--- What is needed ---
Repeat the listing below exactly as given.

=-=-=

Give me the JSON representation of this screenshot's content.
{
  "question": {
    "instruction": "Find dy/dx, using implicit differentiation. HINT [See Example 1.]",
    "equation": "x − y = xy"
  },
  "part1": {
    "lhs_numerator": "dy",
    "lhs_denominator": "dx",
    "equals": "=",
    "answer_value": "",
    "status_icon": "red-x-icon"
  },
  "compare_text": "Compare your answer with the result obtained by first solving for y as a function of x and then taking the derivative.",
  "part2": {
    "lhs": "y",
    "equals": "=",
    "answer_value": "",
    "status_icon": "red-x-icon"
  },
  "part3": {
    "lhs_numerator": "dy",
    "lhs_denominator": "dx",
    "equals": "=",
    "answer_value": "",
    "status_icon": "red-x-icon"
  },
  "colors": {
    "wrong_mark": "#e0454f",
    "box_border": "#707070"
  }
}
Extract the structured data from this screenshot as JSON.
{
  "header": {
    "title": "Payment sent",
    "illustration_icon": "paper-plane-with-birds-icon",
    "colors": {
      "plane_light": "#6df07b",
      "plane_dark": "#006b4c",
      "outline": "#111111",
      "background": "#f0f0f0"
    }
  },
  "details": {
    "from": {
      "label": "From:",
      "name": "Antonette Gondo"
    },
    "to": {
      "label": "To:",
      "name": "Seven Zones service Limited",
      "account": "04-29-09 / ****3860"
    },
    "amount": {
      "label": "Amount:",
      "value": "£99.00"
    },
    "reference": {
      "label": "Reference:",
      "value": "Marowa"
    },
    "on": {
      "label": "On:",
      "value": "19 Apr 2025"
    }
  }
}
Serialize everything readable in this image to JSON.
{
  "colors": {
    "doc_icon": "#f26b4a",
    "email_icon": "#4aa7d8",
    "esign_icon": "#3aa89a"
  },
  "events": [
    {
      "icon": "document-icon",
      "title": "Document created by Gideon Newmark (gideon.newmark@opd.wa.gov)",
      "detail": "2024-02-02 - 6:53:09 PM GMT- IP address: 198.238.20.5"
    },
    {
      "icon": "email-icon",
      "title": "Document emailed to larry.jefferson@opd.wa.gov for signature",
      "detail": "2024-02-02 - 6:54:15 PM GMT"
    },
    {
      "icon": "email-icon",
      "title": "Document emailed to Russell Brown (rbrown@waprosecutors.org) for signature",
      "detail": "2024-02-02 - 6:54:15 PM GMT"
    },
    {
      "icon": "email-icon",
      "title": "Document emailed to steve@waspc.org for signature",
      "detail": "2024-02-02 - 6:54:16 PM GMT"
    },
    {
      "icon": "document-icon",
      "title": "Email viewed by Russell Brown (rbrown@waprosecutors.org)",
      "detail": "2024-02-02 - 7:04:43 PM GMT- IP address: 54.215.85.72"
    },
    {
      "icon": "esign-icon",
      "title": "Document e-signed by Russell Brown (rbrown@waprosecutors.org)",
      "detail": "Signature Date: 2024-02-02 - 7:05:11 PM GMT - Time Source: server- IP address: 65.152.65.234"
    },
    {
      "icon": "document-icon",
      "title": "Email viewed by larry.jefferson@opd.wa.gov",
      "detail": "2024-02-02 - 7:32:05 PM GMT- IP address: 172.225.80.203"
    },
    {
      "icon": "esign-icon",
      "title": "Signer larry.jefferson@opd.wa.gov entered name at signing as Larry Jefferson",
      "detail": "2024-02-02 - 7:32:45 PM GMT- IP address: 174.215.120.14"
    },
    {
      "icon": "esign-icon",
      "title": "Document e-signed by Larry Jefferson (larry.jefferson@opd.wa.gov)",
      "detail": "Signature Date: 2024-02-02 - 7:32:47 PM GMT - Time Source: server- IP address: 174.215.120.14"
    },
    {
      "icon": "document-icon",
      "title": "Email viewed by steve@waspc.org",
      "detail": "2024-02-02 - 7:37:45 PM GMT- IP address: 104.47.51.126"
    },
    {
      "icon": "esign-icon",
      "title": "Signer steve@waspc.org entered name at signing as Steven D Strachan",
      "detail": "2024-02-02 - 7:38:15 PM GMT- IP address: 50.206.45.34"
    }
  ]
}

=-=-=

--- Written solution ---
Give me the JSON representation of this screenshot's content.
{
  "question": {
    "instruction": "Find dy/dx, using implicit differentiation. HINT [See Example 1.]",
    "equation": "x − y = xy"
  },
  "part1": {
    "lhs_numerator": "dy",
    "lhs_denominator": "dx",
    "equals": "=",
    "answer_value": "",
    "status_icon": "red-x-icon"
  },
  "compare_text": "Compare your answer with the result obtained by first solving for y as a function of x and then taking the derivative.",
  "part2": {
    "lhs": "y",
    "equals": "=",
    "answer_value": "",
    "status_icon": "red-x-icon"
  },
  "part3": {
    "lhs_numerator": "dy",
    "lhs_denominator": "dx",
    "equals": "=",
    "answer_value": "",
    "status_icon": "red-x-icon"
  },
  "colors": {
    "wrong_mark": "#e0454f",
    "box_border": "#707070"
  }
}
Extract the structured data from this screenshot as JSON.
{
  "header": {
    "title": "Payment sent",
    "illustration_icon": "paper-plane-with-birds-icon",
    "colors": {
      "plane_light": "#6df07b",
      "plane_dark": "#006b4c",
      "outline": "#111111",
      "background": "#f0f0f0"
    }
  },
  "details": {
    "from": {
      "label": "From:",
      "name": "Antonette Gondo"
    },
    "to": {
      "label": "To:",
      "name": "Seven Zones service Limited",
      "account": "04-29-09 / ****3860"
    },
    "amount": {
      "label": "Amount:",
      "value": "£99.00"
    },
    "reference": {
      "label": "Reference:",
      "value": "Marowa"
    },
    "on": {
      "label": "On:",
      "value": "19 Apr 2025"
    }
  }
}
Serialize everything readable in this image to JSON.
{
  "colors": {
    "doc_icon": "#f26b4a",
    "email_icon": "#4aa7d8",
    "esign_icon": "#3aa89a"
  },
  "events": [
    {
      "icon": "document-icon",
      "title": "Document created by Gideon Newmark (gideon.newmark@opd.wa.gov)",
      "detail": "2024-02-02 - 6:53:09 PM GMT- IP address: 198.238.20.5"
    },
    {
      "icon": "email-icon",
      "title": "Document emailed to larry.jefferson@opd.wa.gov for signature",
      "detail": "2024-02-02 - 6:54:15 PM GMT"
    },
    {
      "icon": "email-icon",
      "title": "Document emailed to Russell Brown (rbrown@waprosecutors.org) for signature",
      "detail": "2024-02-02 - 6:54:15 PM GMT"
    },
    {
      "icon": "email-icon",
      "title": "Document emailed to steve@waspc.org for signature",
      "detail": "2024-02-02 - 6:54:16 PM GMT"
    },
    {
      "icon": "document-icon",
      "title": "Email viewed by Russell Brown (rbrown@waprosecutors.org)",
      "detail": "2024-02-02 - 7:04:43 PM GMT- IP address: 54.215.85.72"
    },
    {
      "icon": "esign-icon",
      "title": "Document e-signed by Russell Brown (rbrown@waprosecutors.org)",
      "detail": "Signature Date: 2024-02-02 - 7:05:11 PM GMT - Time Source: server- IP address: 65.152.65.234"
    },
    {
      "icon": "document-icon",
      "title": "Email viewed by larry.jefferson@opd.wa.gov",
      "detail": "2024-02-02 - 7:32:05 PM GMT- IP address: 172.225.80.203"
    },
    {
      "icon": "esign-icon",
      "title": "Signer larry.jefferson@opd.wa.gov entered name at signing as Larry Jefferson",
      "detail": "2024-02-02 - 7:32:45 PM GMT- IP address: 174.215.120.14"
    },
    {
      "icon": "esign-icon",
      "title": "Document e-signed by Larry Jefferson (larry.jefferson@opd.wa.gov)",
      "detail": "Signature Date: 2024-02-02 - 7:32:47 PM GMT - Time Source: server- IP address: 174.215.120.14"
    },
    {
      "icon": "document-icon",
      "title": "Email viewed by steve@waspc.org",
      "detail": "2024-02-02 - 7:37:45 PM GMT- IP address: 104.47.51.126"
    },
    {
      "icon": "esign-icon",
      "title": "Signer steve@waspc.org entered name at signing as Steven D Strachan",
      "detail": "2024-02-02 - 7:38:15 PM GMT- IP address: 50.206.45.34"
    }
  ]
}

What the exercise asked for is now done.